After completing Travis Strikes Again: No More Heroes, it’s apparent the game is just an appetizer, a taste of what’s to come for the cult favorite series. As a massive fan of the previous entries, this was a relief. Whereas those games were absurd, comically violent character action romps set in pseudo open world environments, the scale of this entry was decidedly smaller. It played like a straightforward beat ‘em up, and had more in common with Streets of Rage than the frenetic action of its predecessors. When the gameplay failed to captivate, as it often did, the trademark Suda51 kitsch succeeded. Despite a pared down budget, this was still a title with a vulgar script and memorable scenarios.
Released worldwide on January 18, 2019, Travis Strikes Again was developed and published by Grasshopper Manufacture, with a physical edition distributed by Nintendo. This is actually only the second game the Tokyo-based developer has self-published in their twenty-one years. Taking place years after Travis Touchdown rose through the ranks of the United Assassins Association, twice, he now resides in a remote trailer house, somewhere in Texas. His past catches up to him when Badman, the father of one of the assassins Travis murdered previously, arrives, seeking revenge. They get sucked into the Death Drive MK-II, a forbidden video game console and together, begrudgingly work towards completing the full library of games; whoever does so first will be granted one wish.
Controlling either Travis or Badman, my friend and I guided the pair through the half-dozen or so games they needed to play through. We hacked and slashed our way through stages that had little variation from one to the next and lasted much too long. Each one tasked us defeating that game’s boss, but not before vanquishing hundreds of lesser enemies and dabbling in platforming or navigational puzzle solving. In addition to their light, heavy, and charged attacks, Travis and Badman could be equipped with up to four special moves. By the end of the game, we had a diverse selection of special moves, from area of effect attacks to healing maneuvers, and enjoyed formulating strategies and calling out actions. Besides the joy of camaraderie inherent in playing with a friend, the game’s shallow gameplay fast became an exercise in monotony. Eventually, we labored away not out of enjoyment, but out of responsibility for how far we had come.
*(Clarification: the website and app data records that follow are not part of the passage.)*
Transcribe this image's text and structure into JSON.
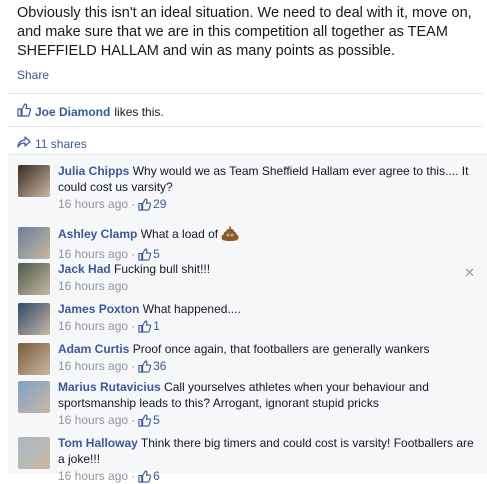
{
  "post": {
    "text": "Obviously this isn't an ideal situation. We need to deal with it, move on, and make sure that we are in this competition all together as TEAM SHEFFIELD HALLAM and win as many points as possible.",
    "share_label": "Share"
  },
  "likes": {
    "name": "Joe Diamond",
    "suffix": "likes this."
  },
  "shares": {
    "label": "11 shares"
  },
  "comments": [
    {
      "author": "Julia Chipps",
      "text": "Why would we as Team Sheffield Hallam ever agree to this.... It could cost us varsity?",
      "time": "16 hours ago",
      "likes": "29",
      "avatar_color": "#3a2a22"
    },
    {
      "author": "Ashley Clamp",
      "text": "What a load of",
      "time": "16 hours ago",
      "likes": "5",
      "avatar_color": "#6b7f96",
      "emoji": "poop-emoji"
    },
    {
      "author": "Jack Had",
      "text": "Fucking bull shit!!!",
      "time": "16 hours ago",
      "likes": "",
      "avatar_color": "#4a5a4a"
    },
    {
      "author": "James Poxton",
      "text": "What happened....",
      "time": "16 hours ago",
      "likes": "1",
      "avatar_color": "#2f4a6a"
    },
    {
      "author": "Adam Curtis",
      "text": "Proof once again, that footballers are generally wankers",
      "time": "16 hours ago",
      "likes": "36",
      "avatar_color": "#7a5a3a"
    },
    {
      "author": "Marius Rutavicius",
      "text": "Call yourselves athletes when your behaviour and sportsmanship leads to this? Arrogant, ignorant stupid pricks",
      "time": "16 hours ago",
      "likes": "5",
      "avatar_color": "#7fa0c8"
    },
    {
      "author": "Tom Halloway",
      "text": "Think there big timers and could cost is varsity! Footballers are a joke!!!",
      "time": "16 hours ago",
      "likes": "6",
      "avatar_color": "#a7b7c5"
    }
  ]
}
In between these action stages were visual novel segments where Travis tracked down the next game he and Badman needed to play. Suda’s punk rock style and immature humor shone through in these relatively brief interludes. Presented as though they were chapters of a retro visual novel played on a monochrome monitor, my friend and I buttoned through fourth-wall breaking, self-referential dialogue that harkened back to our playthroughs of the Silver Case games, and not just figuratively. Characters from those games, and other Grasshopper Manufacture works, littered the scenarios, prompting a sense of pride when we “got” the references. These sections were a breath of fresh air, and something to look forward to amidst the repetitive action gameplay prevalent throughout the rest of the game.
Playing up the low budget, independent angle, the game was infused with much love for indie game developers. Dozens of shirts bearing logos or images from indie games such as Golf Story and Undertale were available to clothe Travis or Badman. A few shirts bearing Zelda iconography were also included, which was somewhat unreal considering the adult content present. Well actually, I guess it’s all Unreal… since the game was made with Unreal Engine… I’ll see myself out. Much love was shown to Hotline Miami in particular: a few stages bore resemblance to the well-regarded top-down shooter, including the final stage which included an apocryphal arcade version of HLM and similar dialogue windows.
Furthering the game’s indie credentials, the music was composed by a pair of little-known Japanese DJs: DJ Abo and DJ 1-2. Mostly comprised of pulsing contemporary electronica, the songs fit the on-screen action well. Abrasive rock, chiptunes, and even a dour Japanese folk song, rounded out the auditory journey. A soundtrack hasn’t been announced, but there are plenty of standout tracks that warrant one, such as the mansion theme to Coffee & Doughnuts, the Death Drive’s game select, and the stage theme for Electric Thunder Tiger II.
Travis Strikes Again: No More Heroes was a disappointment. My friend and I had a good time, but we’d honestly have a good time no matter what we played. The absurd dialogue and callbacks to previous Suda51 works kept us going when the shallow gameplay and lengthy stages otherwise diminished the experience. Fortunately, it appears that a proper No More Heroes 3 is in development. My hope is that with it, Grasshopper Manufacture will be able to better marry the qualities that have made their past works not only unique, but fun to play.